I was asked to write a guest blog for the Social Collective (http://www.social-collective.com), a forward-thinking social media conference, and after much gnashing of teeth and huffing and puffing at what I considered ‘unworthy’ (have you seen the other guest bloggers?) I finally wrote this. I’d love to hear what you think:

There’s a sense of jollity, frivolity and fun about social media. Hilarious virals, finger-on-the-pulse news, gossip and conversations. There’s a buzz, it’s addictive, an open and inviting channel to new friends, adventures and business opportunities.

What’s not to love?

But there’s something hitherto unspoken about social media. Behind all the smoke and mirrors hastily erected by so-called ‘gurus’ (don’t get me started on that, it’s another blog – or three – entirely) there’s a very simple means of understanding why it works. And it confuses me that no one has yet divulged the explanation.

It’s oft whispered through highly-glossed lips, but never uttered by their 5 o’clock shadowed counterparts; the shocking, unspeakable truth is this – social media is a feminine model. Yeah, stick that one in your pipe!

I don’t want you to think this is a feminist rant. It’s really not. I’m not a feminist, in fact that couldn’t be further from the truth. This isn’t about political posturing or positive discrimination, it’s simply an observation.

Come with me on this, I’ll explain;

Business traditionally, for centuries, has been masculine. It’s generally male-dominated, particularly at a senior level. It’s about the sales, the profits, closing the deal, driving a hard bargain, winning over adversity, cutting out the competition, stealing market share, climbing over others right up the career ladder, working and playing harder than the next man.

But social media, well it’s different. It’s about sharing, nurturing, encouraging and supporting, connecting. There’s a warmth, a desire to help, a desire to give of yourself and share knowledge and experience for free.

It’s about rewarding loyalty and building a community around you as a person, as a business and as a brand.

Now before you start shouting at your screen or stop reading this blog, give me a minute to explain. I’ll be upfront and honest here: I have nothing concretely evidentiary to back this up. I have nothing more than my – feminine – instinct and experience, and an inherent curiosity to uncover the “why” (everything is so much more simple when you understand the “why”, don’t you think?)

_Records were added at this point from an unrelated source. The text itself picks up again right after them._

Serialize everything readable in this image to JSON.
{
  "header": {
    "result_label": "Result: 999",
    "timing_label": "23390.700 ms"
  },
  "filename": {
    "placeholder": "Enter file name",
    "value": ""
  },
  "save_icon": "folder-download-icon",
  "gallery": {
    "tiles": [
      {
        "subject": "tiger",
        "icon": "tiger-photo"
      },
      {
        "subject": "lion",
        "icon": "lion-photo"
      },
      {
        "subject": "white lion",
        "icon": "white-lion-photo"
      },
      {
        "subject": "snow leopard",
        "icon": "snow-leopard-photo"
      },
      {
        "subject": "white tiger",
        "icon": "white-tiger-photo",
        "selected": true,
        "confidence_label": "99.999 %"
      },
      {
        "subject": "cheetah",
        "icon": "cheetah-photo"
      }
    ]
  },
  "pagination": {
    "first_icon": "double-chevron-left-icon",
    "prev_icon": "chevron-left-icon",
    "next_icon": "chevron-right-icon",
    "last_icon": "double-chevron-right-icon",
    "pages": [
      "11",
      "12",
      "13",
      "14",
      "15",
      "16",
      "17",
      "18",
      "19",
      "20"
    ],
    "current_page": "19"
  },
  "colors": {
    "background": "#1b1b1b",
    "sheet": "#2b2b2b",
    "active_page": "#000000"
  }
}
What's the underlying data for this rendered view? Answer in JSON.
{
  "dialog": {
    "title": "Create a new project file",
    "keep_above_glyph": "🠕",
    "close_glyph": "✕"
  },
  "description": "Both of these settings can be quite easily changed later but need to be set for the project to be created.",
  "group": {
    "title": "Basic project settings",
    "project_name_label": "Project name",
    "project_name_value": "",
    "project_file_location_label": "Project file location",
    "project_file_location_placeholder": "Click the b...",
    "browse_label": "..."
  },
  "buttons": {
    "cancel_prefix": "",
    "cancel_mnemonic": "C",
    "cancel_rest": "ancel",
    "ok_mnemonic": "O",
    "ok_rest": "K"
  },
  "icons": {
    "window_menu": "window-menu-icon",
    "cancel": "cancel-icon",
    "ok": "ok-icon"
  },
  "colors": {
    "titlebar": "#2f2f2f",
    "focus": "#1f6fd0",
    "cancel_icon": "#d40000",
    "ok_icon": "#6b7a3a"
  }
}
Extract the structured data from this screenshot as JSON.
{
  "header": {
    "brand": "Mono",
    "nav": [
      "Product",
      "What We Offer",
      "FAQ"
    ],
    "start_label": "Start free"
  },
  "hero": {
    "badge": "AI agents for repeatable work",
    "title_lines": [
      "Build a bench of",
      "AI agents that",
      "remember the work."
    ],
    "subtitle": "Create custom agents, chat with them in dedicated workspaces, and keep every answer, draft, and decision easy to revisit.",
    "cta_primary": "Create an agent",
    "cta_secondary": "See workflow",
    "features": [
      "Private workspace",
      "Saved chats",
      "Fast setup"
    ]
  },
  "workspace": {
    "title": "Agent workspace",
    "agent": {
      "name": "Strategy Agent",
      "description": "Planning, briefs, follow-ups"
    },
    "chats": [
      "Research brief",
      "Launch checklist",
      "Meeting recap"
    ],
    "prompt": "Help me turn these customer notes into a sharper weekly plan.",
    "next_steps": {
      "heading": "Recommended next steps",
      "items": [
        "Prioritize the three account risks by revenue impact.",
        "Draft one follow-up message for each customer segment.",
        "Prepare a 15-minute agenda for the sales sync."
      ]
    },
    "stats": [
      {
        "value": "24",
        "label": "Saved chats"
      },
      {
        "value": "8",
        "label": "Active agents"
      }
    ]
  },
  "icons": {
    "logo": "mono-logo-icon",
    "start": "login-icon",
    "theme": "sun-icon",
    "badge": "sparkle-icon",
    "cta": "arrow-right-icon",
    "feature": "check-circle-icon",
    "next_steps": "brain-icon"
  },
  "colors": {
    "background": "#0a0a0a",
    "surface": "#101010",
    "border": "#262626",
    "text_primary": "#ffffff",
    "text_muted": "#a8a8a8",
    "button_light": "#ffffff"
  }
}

But consider this; who are the males who do well on Twitter? For example, you’ve got the obvious ones, the Pete Cashmores, Chris Brogans and Trey Penningtons, the Ashton Kutchers, Stephen Frys and Perez Hiltons. But why are they so successful? What is they’ve got, what have they found, leveraged, branded as their own?

It is this; they are in touch with their feminine side. They get it. They have adapted to social media with narey a glance back at the traditional business models.  They connect, engage, chat and gossip, share what they know and how they know it, they give of themselves generously every day.

Even the egotistical Dragons – topically in the news this week for their money-grabbing approach to angel investment – have softened their approach to build their social media personas. Duncan Bannatyne (when he’s not trying to attract more followers with dream-filled hashtags) and Peter Jones are spending time on line talking about their families, sharing pix of their holidays, RTing SMEs and wannabe entrepreneurs and promoting charitable activities. Who would have thought?

Last week’s genius viral hoax was feminine led. Cleverly designed by men, it was approaching social media from a feminine angle – we all know a “Spencer”, the office tosser. And before we knew it was a hoax we cheered her on, the underdog, applauded her efforts to stick it to the man. We felt for her, wanted to support her, offer her a job with our companies (I know, I certainly did) and we RTd furiously in righteous indignation. And when it turned out to be a joke, we laughed, we didn’t take it seriously, we didn’t feel like fools, we respected the smart marketing effort and talked about its success.

The generosity of spirit across the social media spectrum is truly overwhelming (I for one am surprised and thrilled daily) and your success – as a man or a woman – depends on your inherent ability to nurture.